Indianapolis – The need for the New Orleans Saints to add a safety this offseason escalated with the news that Jairus Byrd will be released in the near future. That fact wasn't lost upon defensive coordinator Dennis Allen as he, and the rest of the Saints' coaching staff and front office personnel, evaluate players this week at the NFL Combine.
"I think any time you make a move like that it kind of ups the ante a little bit as far as looking for guys to upgrade the football team," Allen said. "But really, when you look at what we're doing here at the Combine, I think we're just trying to identify the best football players. We've got a lot of holes that we've got to fill on the defensive side of the ball, so I think we're just looking for the best football players."
And some of the best ones in this draft happen to play safety.
"There are a lot of good safeties in this draft, and I'd say defensive line and defensive back are really heavy in this draft," Allen said. "So it really comes down to who's available when it's your turn to pick, and I think as a general rule you're looking to take the best football players that you can take, regardless of position. And hopefully, those guys are available when it comes your time."
As the 2016 season progressed, and in an effort to put the best 11 defenders on the field, the Saints routinely employed a three-safety lineup that featured Byrd, Kenny Vaccaro and rookie Vonn Bell.
Vaccaro was suspended the final four games of the season for violating the league's performance-enhancing drug policy, leaving Bell to assume many of the responsibilities that Vaccaro handled in his jack-of-all-trades role. Bell gained valuable experience during that month of games.
"I felt good about our safety position this past season with Vonn Bell, Kenny Vaccaro and having Jairus Byrd available to us," Allen said. "And even a guy like Erik Harris, who got hurt in the middle of the year (torn ACL in early October, during practice), was a guy that we thought really had a chance to come on and play and be a good football player for us.
"I still feel good about the safety position. This league is a backup league – it's a league where your backup players are going to have to come in and perform. Obviously, we found that out last year. So adding depth at all positions is going to be critical for us."
Allen said that Harris, in his first NFL season after spending four years with Hamilton of the Canadian Football League, is making strides in his recovery. He was expected to be one of the Saints' core special team players last season in addition to his role at safety.
"He's getting better," Allen said. "He's working really hard at his rehab and doing a good job in that area. I'm not sure exactly when he's going to be back totally healthy and ready to go, but I certainly would anticipate that he'd be ready to go for training camp and be out there competing."
The desire and willingness to compete is a trait Allen also is looking for in the players at the Combine.
"I'm looking for guys that are tough, smart, physical and competitive," he said. "I want guys that want to compete at everything that they do, because that's what wins in this league. Guys that play the game smart, understand situational football and guys that are going to do everything they can to compete to try to win the game, is really what you're looking for.
"So as we watch these guys go through their drills, not only am I looking to see what kind of physical talent they have or skill set that they have, I'm watching to see how these guys are competing against the other guys that are out there.

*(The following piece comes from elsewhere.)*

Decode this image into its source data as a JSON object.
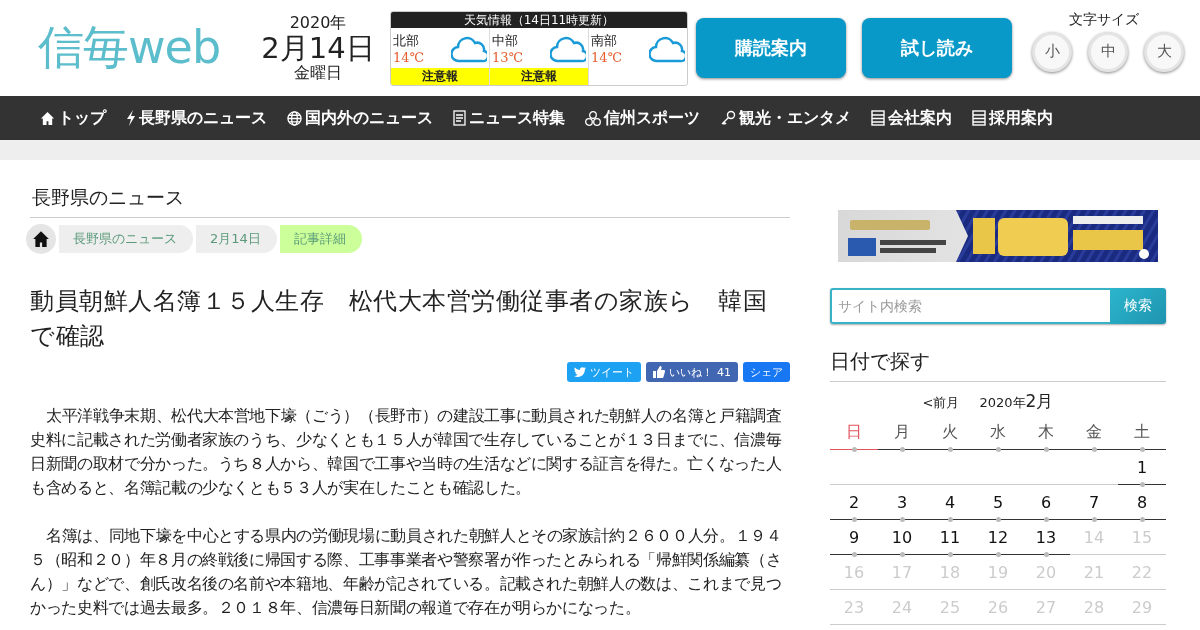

"(And) I think football intelligence is extremely important. Their academic qualifications are not what wins on the football field. Being football smart is totally different than being intellectually smart or academically smart. We want guys that can problem-solve and figure things out as they happen on the football field. Guys that can process information quickly generally make good decisions. Really, at the end of the day, we're looking for guys that have some common sense. I've found that the guys with the most common sense usually make the best football players."
As for the Saints' desire to add a pass rusher, Allen said it's another area of concern, but one that somewhat can be offset by effective play from other positions. Defensive tackles Nick Fairley (6.5 sacks) and Sheldon Rankins (four sacks, in eight games) gave the Saints production from inside the rush end positions.
"I think it's always good to have those edge rushers but really when you study teams that are affecting the quarterback the most, they've got an inside presence to their pass rush," he said. "And I thought that we had a little bit of inside presence to our pass rush this year.
"I do think this, though: I think affecting the passer, whether it be by coverage or by rush, is the most important thing that you can do in football. Because teams are throwing the ball upwards of 60 or 70 percent of the time. So, obviously, we feel like stopping the run is important but yet, how do you affect the passing game? And there's a lot of things that go into that, coaching and playing alike. That's really one of the things we've really emphasized this offseason, is paying attention to, How can we affect this passing game a little bit more?"